I had the privilege of visiting Jared Spool at his North Andover, Massachusetts office and interview him about getting buy-in for UX research. The challenge of getting buy-in for research takes form in two ways: one, when stakeholders refuse to sponsor research to begin with, and two, if they do sponsor it, they refuse to act on research results since they contradict their intuitions, opinions, or expectations.
The main points Jared raised during this interview were:
- If stakeholders are involved in research, you get their attention.
- Tell your stakeholders that if they don’t show up and observe sessions, they can’t have a say on the outcome.
- Use different techniques to force stakeholders to participate.
- One of our field’s mistakes is that we acted as a service bureau. We did everything ourselves.
- Stakeholders should be involved in selecting participants, getting information from the recruitment process, the rehearsal, actual visits/testing, discussions about what you’re seeing, and for the analysis process.
- Ask stakeholders to be exposed to real people using real designs for at least 2 hours once every 6 weeks.
- To identify research opportunities, follow the money. Whenever you have a user experience problem, it results in frustration on somebody’s part. This frustrations show themselves on the bottom line. There’s probably already someone assigned to fixing that. Offer your help to those people.
- If stakeholders come to you asking for studies, you are already behind the game.
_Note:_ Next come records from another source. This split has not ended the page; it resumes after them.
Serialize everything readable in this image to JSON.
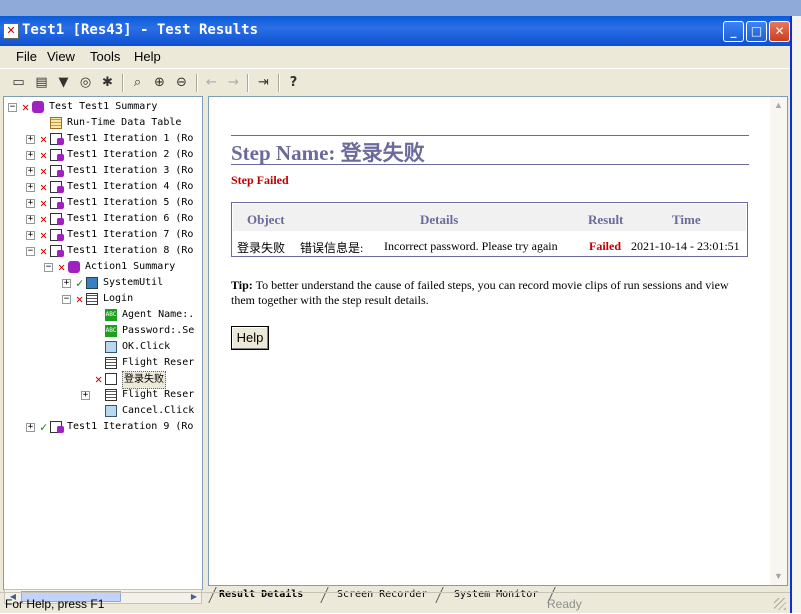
{
  "window": {
    "title": "Test1 [Res43] - Test Results",
    "controls": {
      "minimize": "_",
      "maximize": "□",
      "close": "✕"
    }
  },
  "menu": {
    "items": [
      "File",
      "View",
      "Tools",
      "Help"
    ]
  },
  "toolbar": {
    "icons": [
      "open-folder-icon",
      "print-icon",
      "filter-icon",
      "find-icon",
      "bug-icon",
      "zoom-icon",
      "zoom-in-icon",
      "zoom-out-icon",
      "arrow-left-icon",
      "arrow-right-icon",
      "jump-icon",
      "help-icon"
    ],
    "help_glyph": "?"
  },
  "tree": {
    "nodes": [
      {
        "label": "Test Test1 Summary",
        "status": "fail",
        "icon": "summary-icon"
      },
      {
        "label": "Run-Time Data Table",
        "status": "none",
        "icon": "table-icon"
      },
      {
        "label": "Test1 Iteration 1 (Ro",
        "status": "fail",
        "icon": "iteration-icon"
      },
      {
        "label": "Test1 Iteration 2 (Ro",
        "status": "fail",
        "icon": "iteration-icon"
      },
      {
        "label": "Test1 Iteration 3 (Ro",
        "status": "fail",
        "icon": "iteration-icon"
      },
      {
        "label": "Test1 Iteration 4 (Ro",
        "status": "fail",
        "icon": "iteration-icon"
      },
      {
        "label": "Test1 Iteration 5 (Ro",
        "status": "fail",
        "icon": "iteration-icon"
      },
      {
        "label": "Test1 Iteration 6 (Ro",
        "status": "fail",
        "icon": "iteration-icon"
      },
      {
        "label": "Test1 Iteration 7 (Ro",
        "status": "fail",
        "icon": "iteration-icon"
      },
      {
        "label": "Test1 Iteration 8 (Ro",
        "status": "fail",
        "icon": "iteration-icon"
      },
      {
        "label": "Action1 Summary",
        "status": "fail",
        "icon": "summary-icon"
      },
      {
        "label": "SystemUtil",
        "status": "pass",
        "icon": "util-icon"
      },
      {
        "label": "Login",
        "status": "fail",
        "icon": "window-icon"
      },
      {
        "label": "Agent Name:.",
        "status": "none",
        "icon": "textbox-icon"
      },
      {
        "label": "Password:.Se",
        "status": "none",
        "icon": "textbox-icon"
      },
      {
        "label": "OK.Click",
        "status": "none",
        "icon": "button-icon"
      },
      {
        "label": "Flight Reser",
        "status": "none",
        "icon": "window-icon"
      },
      {
        "label": "登录失败",
        "status": "fail",
        "icon": "checkpoint-icon"
      },
      {
        "label": "Flight Reser",
        "status": "none",
        "icon": "window-icon"
      },
      {
        "label": "Cancel.Click",
        "status": "none",
        "icon": "button-icon"
      },
      {
        "label": "Test1 Iteration 9 (Ro",
        "status": "pass",
        "icon": "iteration-icon"
      }
    ]
  },
  "detail": {
    "step_name": "Step Name: 登录失败",
    "status": "Step Failed",
    "table": {
      "headers": [
        "Object",
        "Details",
        "Result",
        "Time"
      ],
      "row": {
        "object": "登录失败",
        "details_label": "错误信息是:",
        "details_value": "Incorrect password. Please try again",
        "result": "Failed",
        "time": "2021-10-14 - 23:01:51"
      }
    },
    "tip_label": "Tip:",
    "tip_text": "To better understand the cause of failed steps, you can record movie clips of run sessions and view them together with the step result details.",
    "help_button": "Help"
  },
  "tabs": [
    "Result Details",
    "Screen Recorder",
    "System Monitor"
  ],
  "statusbar": {
    "left": "For Help, press F1",
    "right": "Ready"
  },
  "colors": {
    "fail": "#c00000",
    "pass": "#108010",
    "heading": "#6b6b9b",
    "titlebar": "#0a5bd8"
  }
}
- Because someone else has had an entire conversation about the problem and you weren’t there. That’s a problem.
- If you are not informing the decision making process, you are suffering.
- The KJ technique helps get team consensus about results of user research or ideas for designs, etc.
- There are dozens of techniques that can help engage stakeholders with research.
- Teams don’t need your deliverables. They develop their own. Ask your stakeholders what do they need from you.
- Deliverables do not make the project.
- Stakeholders should moderate usability studies. Poor moderating is a training problem that can easily be solved.
- There’s no point in working with unengaged stakeholders. Go find better ones.